§ **Problem**
All lines of the material that contain "AEST" must be copied out.

§ **Source data**
*** Begin section ***
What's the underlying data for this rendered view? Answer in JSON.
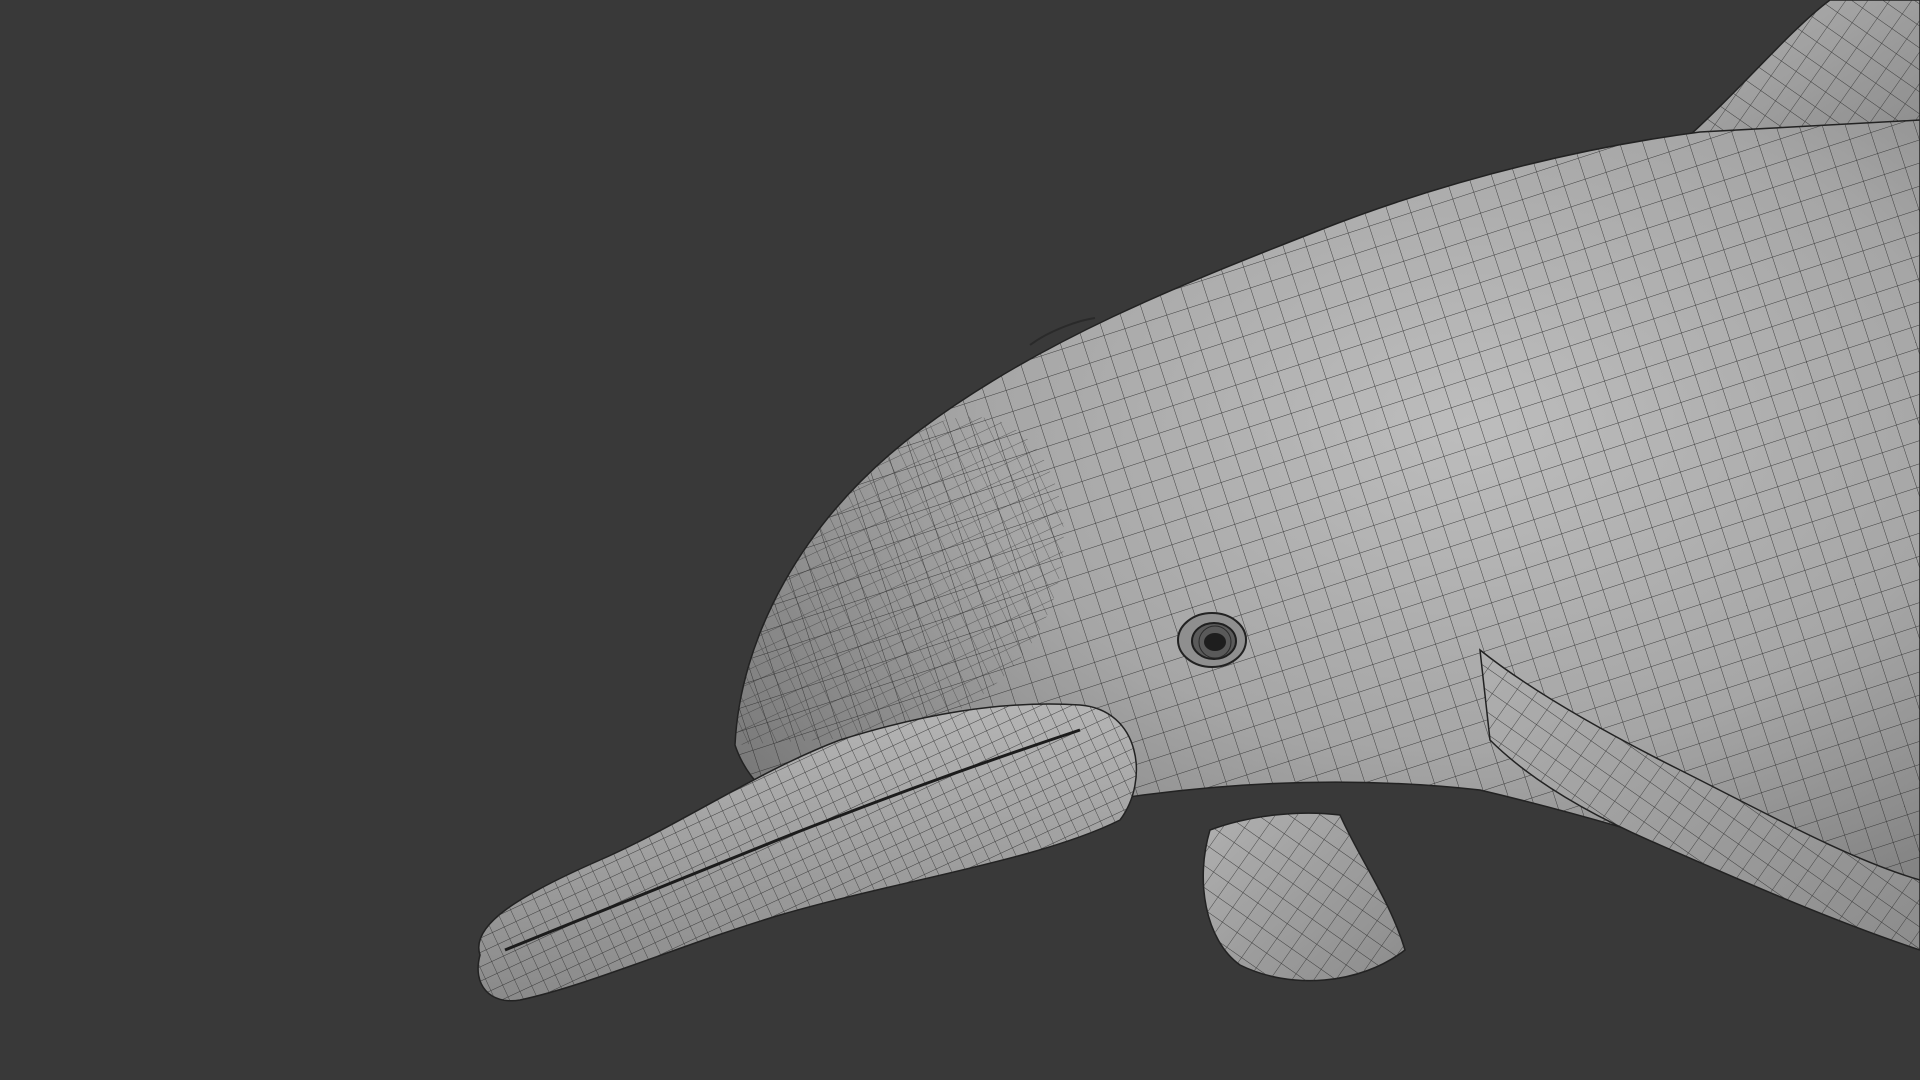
{
  "viewport": {
    "background_color": "#393939",
    "subject": "dolphin-wireframe-mesh",
    "mesh_fill_color": "#a9a9a9",
    "wire_color": "#2a2a2a",
    "eye_color": "#1e1e1e"
  }
}
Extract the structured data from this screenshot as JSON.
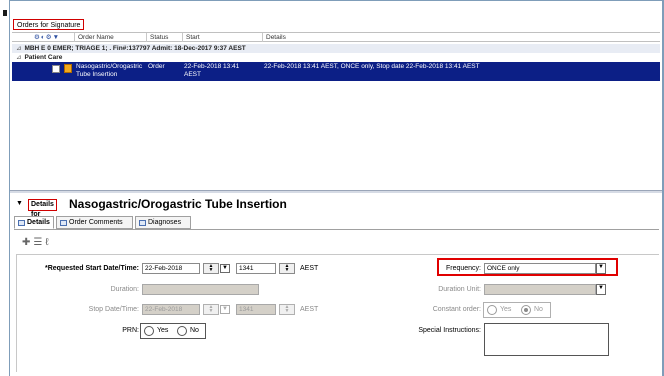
{
  "orders_panel": {
    "title": "Orders for Signature",
    "columns": [
      "Order Name",
      "Status",
      "Start",
      "Details"
    ],
    "encounter": "MBH E 0 EMER; TRIAGE 1; . Fin#:137797  Admit: 18-Dec-2017 9:37 AEST",
    "group": "Patient Care",
    "order": {
      "name_line1": "Nasogastric/Orogastric",
      "name_line2": "Tube Insertion",
      "status": "Order",
      "start_line1": "22-Feb-2018 13:41",
      "start_line2": "AEST",
      "details": "22-Feb-2018 13:41 AEST, ONCE only, Stop date 22-Feb-2018 13:41 AEST"
    }
  },
  "details": {
    "label_small": "Details for",
    "title": "Nasogastric/Orogastric Tube Insertion",
    "tabs": [
      "Details",
      "Order Comments",
      "Diagnoses"
    ],
    "form": {
      "start_label": "*Requested Start Date/Time:",
      "start_date": "22-Feb-2018",
      "start_time": "1341",
      "start_tz": "AEST",
      "duration_label": "Duration:",
      "stop_label": "Stop Date/Time:",
      "stop_date": "22-Feb-2018",
      "stop_time": "1341",
      "stop_tz": "AEST",
      "prn_label": "PRN:",
      "prn_yes": "Yes",
      "prn_no": "No",
      "frequency_label": "Frequency:",
      "frequency_value": "ONCE only",
      "duration_unit_label": "Duration Unit:",
      "constant_label": "Constant order:",
      "constant_yes": "Yes",
      "constant_no": "No",
      "special_label": "Special Instructions:"
    }
  },
  "colors": {
    "selection": "#0c1f86",
    "highlight_box": "#e00000",
    "disabled_field": "#d4d0c8"
  }
}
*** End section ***
§ **Response to this task**
    "encounter": "MBH E 0 EMER; TRIAGE 1; . Fin#:137797  Admit: 18-Dec-2017 9:37 AEST",
      "start_line2": "AEST",
      "details": "22-Feb-2018 13:41 AEST, ONCE only, Stop date 22-Feb-2018 13:41 AEST"
      "start_tz": "AEST",
      "stop_tz": "AEST",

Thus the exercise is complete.